Google Data Studio emerges as an online platform tailored for data visualization and reporting, offering a host of advantages. Its principal forte lies in its seamless integration with various Google services, such as Google Analytics and Google Sheets, streamlining the extraction and depiction of data. The tool empowers users to craft interactive, adaptable reports and dashboards that can be effortlessly shared and embedded. Employing an intuitive drag-and-drop interface, a diverse array of visualizations can be fashioned without the need for intricate technical expertise.
Nevertheless, Data Studio's customization capabilities could be relatively constrained when measured against more advanced data visualization tools. Crafting intricate or specialized visualizations might pose challenges for users. While the integration with Google's suite is an asset, it might present limitations for those aiming to link non-Google data sources. Additionally, the tool's interactive features might not match the sophistication of some dedicated data visualization platforms, influencing user experience under certain circumstances.
In summary, Google Data Studio's advantages include its integration with Google services, ease of use, and collaborative features. However, its customization options and interactivity might not be as robust as those of some other tools.

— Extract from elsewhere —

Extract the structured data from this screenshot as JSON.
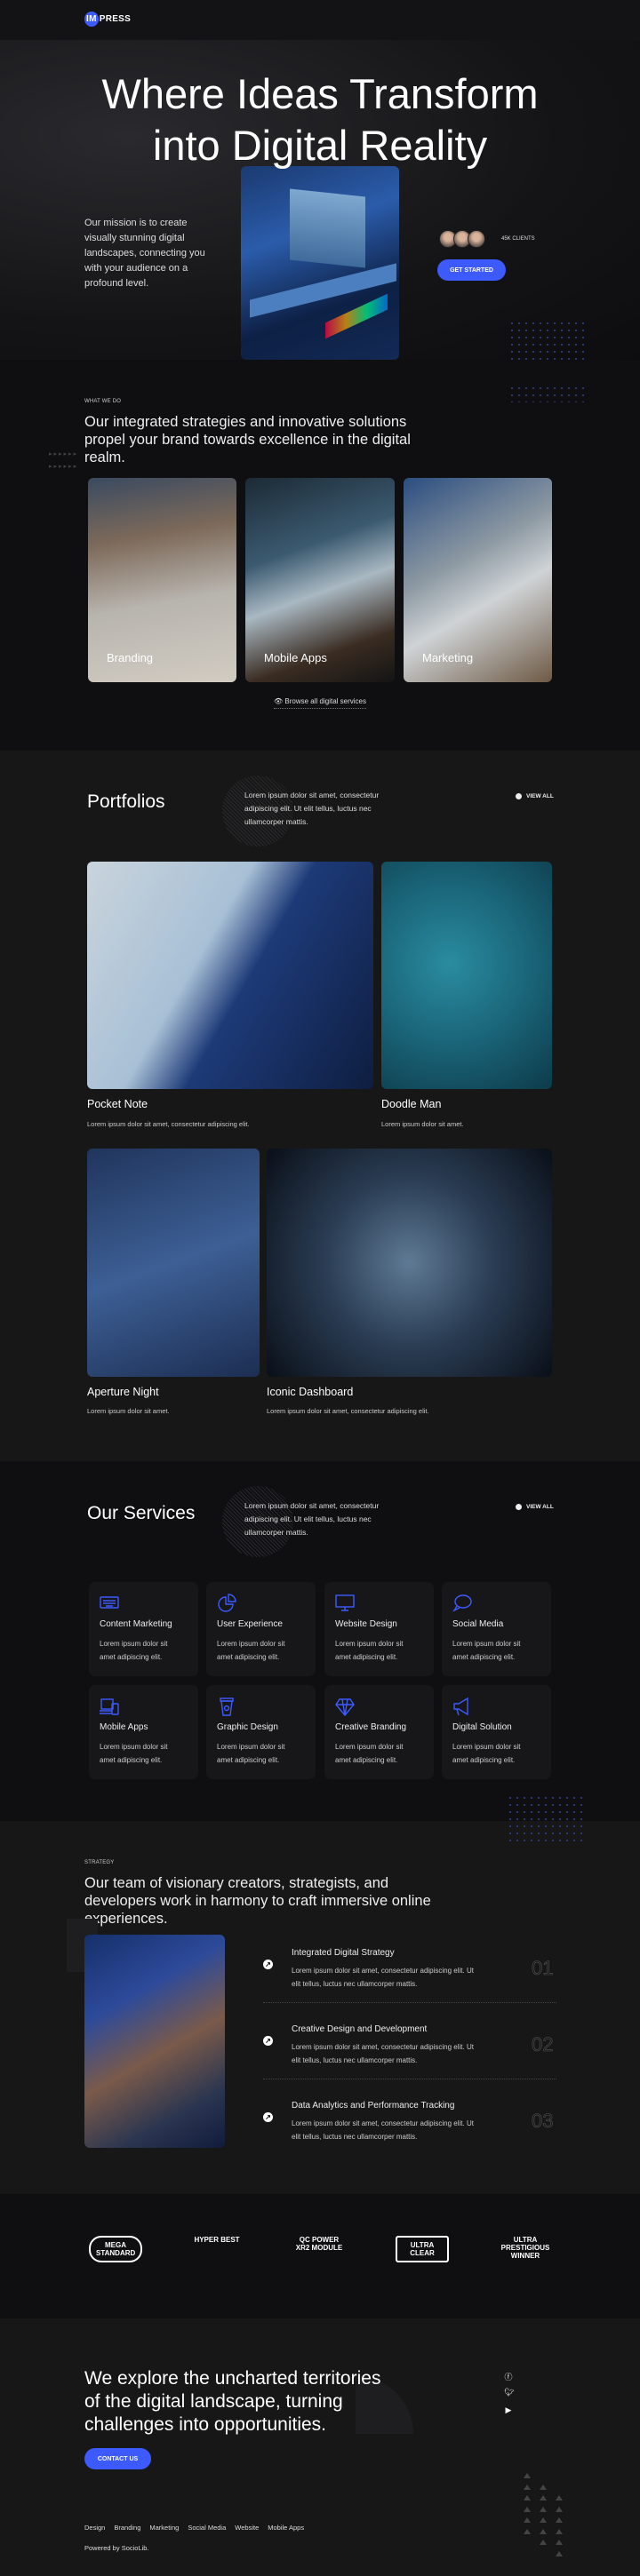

It's a suitable choice for users looking to quickly create and share interactive reports and dashboards, particularly if their data sources are primarily within the Google ecosystem.
Microsoft Excel is a widely used spreadsheet application that offers both pros and cons for data visualization. Its main strengths include its familiarity, as it's a commonly used tool in many industries. Excel provides basic data visualization options like charts and graphs, making it accessible for users without advanced data analysis skills. Its ease of use allows for quick creation of simple visualizations.
However, Excel's capabilities might be limited for creating complex or interactive visualizations. It might struggle with handling large datasets efficiently, leading to performance issues. The tool's visual customization options might be less advanced compared to specialized data visualization tools. Sharing and collaboration on Excel-based visualizations can be challenging, especially when working with distributed teams.
In summary, Excel is suitable for creating basic visualizations and performing simple data analysis tasks due to its widespread adoption and user-friendly interface. However, it might fall short for more advanced analytics needs, large datasets, or when interactive, dynamic, or complex visualizations are required. Its limitations in collaboration and sharing could also impact its effectiveness in modern data-driven environments.
Among the many different libraries and tools for data visualization, everyone chooses their own option, but if you are most interested in complex solutions that include various tools and technologies, the GetPlace business analytics platform is what you need!